= WHAT YOU NEED TO DO =
Restate all of the following data exactly, keeping any images out of the copy.

= Data records for software interfaces =
===============

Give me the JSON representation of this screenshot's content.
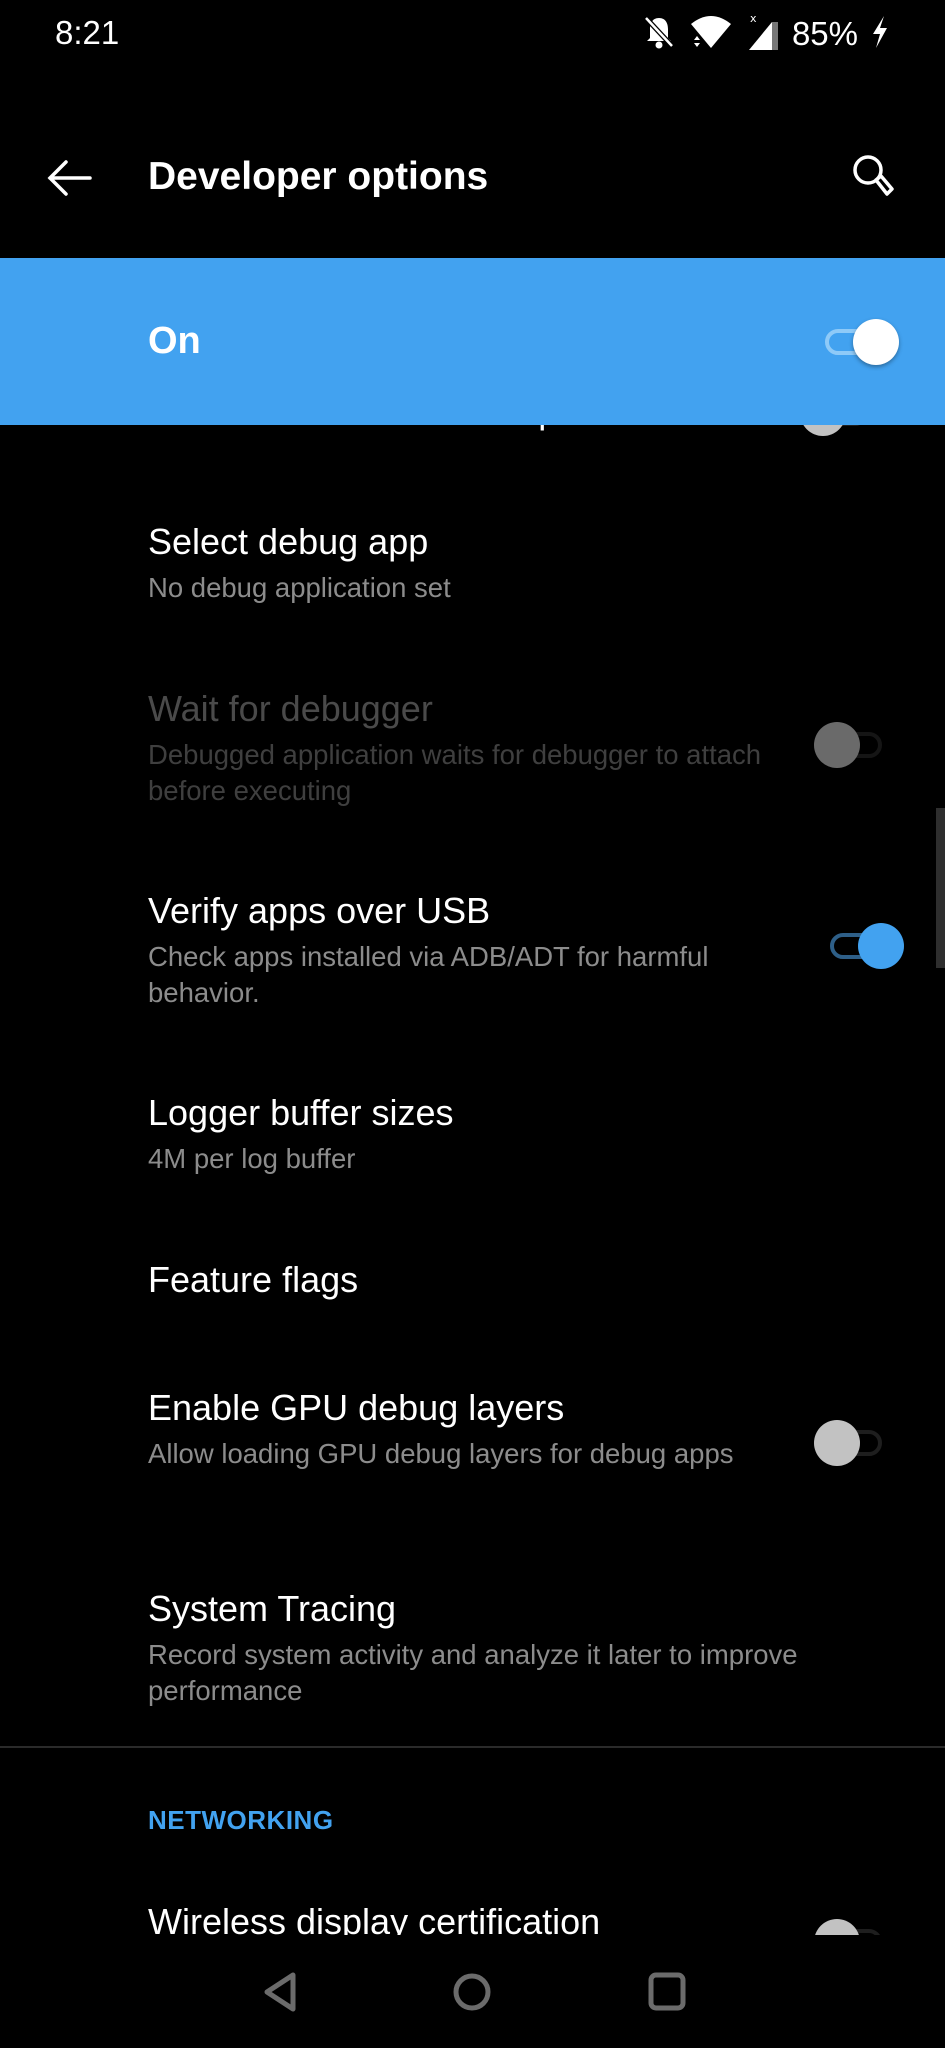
{
  "status_bar": {
    "time": "8:21",
    "icons": [
      "notifications-off-icon",
      "wifi-icon",
      "cell-signal-icon",
      "charging-icon"
    ],
    "battery": "85%"
  },
  "app_bar": {
    "title": "Developer options",
    "back_icon": "arrow-back-icon",
    "search_icon": "search-icon"
  },
  "master_switch": {
    "label": "On",
    "checked": true,
    "color": "#42a2f0"
  },
  "items": [
    {
      "title": "Enable view attribute inspection",
      "switch": "off",
      "clipped": true
    },
    {
      "title": "Select debug app",
      "subtitle": "No debug application set"
    },
    {
      "title": "Wait for debugger",
      "subtitle": "Debugged application waits for debugger to attach before executing",
      "switch": "off",
      "disabled": true
    },
    {
      "title": "Verify apps over USB",
      "subtitle": "Check apps installed via ADB/ADT for harmful behavior.",
      "switch": "on"
    },
    {
      "title": "Logger buffer sizes",
      "subtitle": "4M per log buffer"
    },
    {
      "title": "Feature flags"
    },
    {
      "title": "Enable GPU debug layers",
      "subtitle": "Allow loading GPU debug layers for debug apps",
      "switch": "off"
    },
    {
      "title": "System Tracing",
      "subtitle": "Record system activity and analyze it later to improve performance"
    }
  ],
  "sections": [
    {
      "header": "NETWORKING",
      "items": [
        {
          "title": "Wireless display certification",
          "switch": "off",
          "clipped": true
        }
      ]
    }
  ],
  "nav_bar": {
    "back": "nav-back-icon",
    "home": "nav-home-icon",
    "recents": "nav-recents-icon"
  },
  "colors": {
    "accent": "#42a2f0",
    "background": "#000000",
    "subtitle": "#8c8c8c"
  }
}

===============

= RESULT FOR THIS EXERCISE =
Give me the JSON representation of this screenshot's content.
{
  "status_bar": {
    "time": "8:21",
    "icons": [
      "notifications-off-icon",
      "wifi-icon",
      "cell-signal-icon",
      "charging-icon"
    ],
    "battery": "85%"
  },
  "app_bar": {
    "title": "Developer options",
    "back_icon": "arrow-back-icon",
    "search_icon": "search-icon"
  },
  "master_switch": {
    "label": "On",
    "checked": true,
    "color": "#42a2f0"
  },
  "items": [
    {
      "title": "Enable view attribute inspection",
      "switch": "off",
      "clipped": true
    },
    {
      "title": "Select debug app",
      "subtitle": "No debug application set"
    },
    {
      "title": "Wait for debugger",
      "subtitle": "Debugged application waits for debugger to attach before executing",
      "switch": "off",
      "disabled": true
    },
    {
      "title": "Verify apps over USB",
      "subtitle": "Check apps installed via ADB/ADT for harmful behavior.",
      "switch": "on"
    },
    {
      "title": "Logger buffer sizes",
      "subtitle": "4M per log buffer"
    },
    {
      "title": "Feature flags"
    },
    {
      "title": "Enable GPU debug layers",
      "subtitle": "Allow loading GPU debug layers for debug apps",
      "switch": "off"
    },
    {
      "title": "System Tracing",
      "subtitle": "Record system activity and analyze it later to improve performance"
    }
  ],
  "sections": [
    {
      "header": "NETWORKING",
      "items": [
        {
          "title": "Wireless display certification",
          "switch": "off",
          "clipped": true
        }
      ]
    }
  ],
  "nav_bar": {
    "back": "nav-back-icon",
    "home": "nav-home-icon",
    "recents": "nav-recents-icon"
  },
  "colors": {
    "accent": "#42a2f0",
    "background": "#000000",
    "subtitle": "#8c8c8c"
  }
}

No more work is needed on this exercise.